What this task involves:
The lines below that include "calendar" are to be found and copied.

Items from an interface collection
___

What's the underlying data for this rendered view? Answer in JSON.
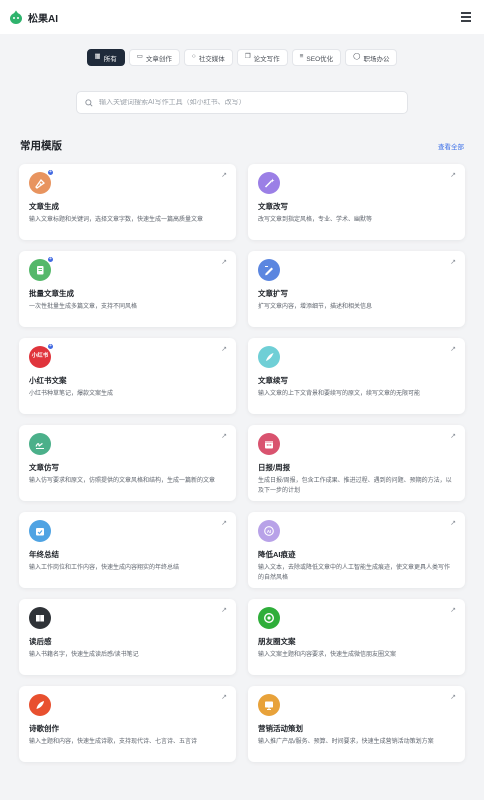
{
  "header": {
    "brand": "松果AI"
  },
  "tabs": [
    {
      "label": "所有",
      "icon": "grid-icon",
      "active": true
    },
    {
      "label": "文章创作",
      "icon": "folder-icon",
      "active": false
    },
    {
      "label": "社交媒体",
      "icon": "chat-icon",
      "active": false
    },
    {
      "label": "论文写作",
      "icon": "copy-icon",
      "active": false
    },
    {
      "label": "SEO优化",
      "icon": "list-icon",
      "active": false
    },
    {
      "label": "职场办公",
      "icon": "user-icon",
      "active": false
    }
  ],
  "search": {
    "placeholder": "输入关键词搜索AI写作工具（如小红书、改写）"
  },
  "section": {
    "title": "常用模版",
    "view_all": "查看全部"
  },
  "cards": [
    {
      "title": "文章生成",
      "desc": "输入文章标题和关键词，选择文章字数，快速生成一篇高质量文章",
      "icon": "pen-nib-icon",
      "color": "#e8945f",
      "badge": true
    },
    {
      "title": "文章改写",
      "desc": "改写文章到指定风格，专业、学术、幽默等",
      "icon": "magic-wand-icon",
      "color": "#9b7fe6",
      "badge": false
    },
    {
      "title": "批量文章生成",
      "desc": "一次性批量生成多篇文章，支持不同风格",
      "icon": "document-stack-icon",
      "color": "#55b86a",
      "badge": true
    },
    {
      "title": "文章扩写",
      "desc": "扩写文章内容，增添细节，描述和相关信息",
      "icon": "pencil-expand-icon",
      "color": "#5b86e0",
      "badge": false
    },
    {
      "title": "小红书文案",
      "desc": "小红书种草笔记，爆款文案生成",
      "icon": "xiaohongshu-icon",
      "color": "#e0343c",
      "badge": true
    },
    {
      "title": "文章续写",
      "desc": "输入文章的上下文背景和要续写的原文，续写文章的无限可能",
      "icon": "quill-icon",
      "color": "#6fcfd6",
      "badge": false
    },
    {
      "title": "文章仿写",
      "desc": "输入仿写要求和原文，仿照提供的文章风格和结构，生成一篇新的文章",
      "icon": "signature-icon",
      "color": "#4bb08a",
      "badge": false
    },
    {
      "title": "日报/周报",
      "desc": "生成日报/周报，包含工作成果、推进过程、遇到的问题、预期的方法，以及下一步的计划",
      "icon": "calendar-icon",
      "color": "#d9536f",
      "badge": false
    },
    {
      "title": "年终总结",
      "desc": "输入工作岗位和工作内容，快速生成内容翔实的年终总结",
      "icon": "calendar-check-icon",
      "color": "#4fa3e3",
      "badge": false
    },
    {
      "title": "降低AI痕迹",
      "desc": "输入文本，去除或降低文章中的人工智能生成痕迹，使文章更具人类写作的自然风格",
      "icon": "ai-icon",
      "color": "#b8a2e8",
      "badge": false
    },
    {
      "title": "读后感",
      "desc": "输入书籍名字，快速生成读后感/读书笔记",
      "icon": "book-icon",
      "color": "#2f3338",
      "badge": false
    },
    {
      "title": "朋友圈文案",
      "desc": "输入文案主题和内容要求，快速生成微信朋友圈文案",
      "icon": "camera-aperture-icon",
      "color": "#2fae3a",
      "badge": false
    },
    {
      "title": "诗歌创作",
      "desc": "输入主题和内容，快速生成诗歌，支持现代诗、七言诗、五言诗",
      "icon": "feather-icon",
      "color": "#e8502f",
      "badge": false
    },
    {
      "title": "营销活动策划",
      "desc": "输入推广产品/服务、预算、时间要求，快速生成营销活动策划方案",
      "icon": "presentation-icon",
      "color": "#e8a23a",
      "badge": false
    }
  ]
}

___

Task response:
      "icon": "calendar-icon",
      "icon": "calendar-check-icon",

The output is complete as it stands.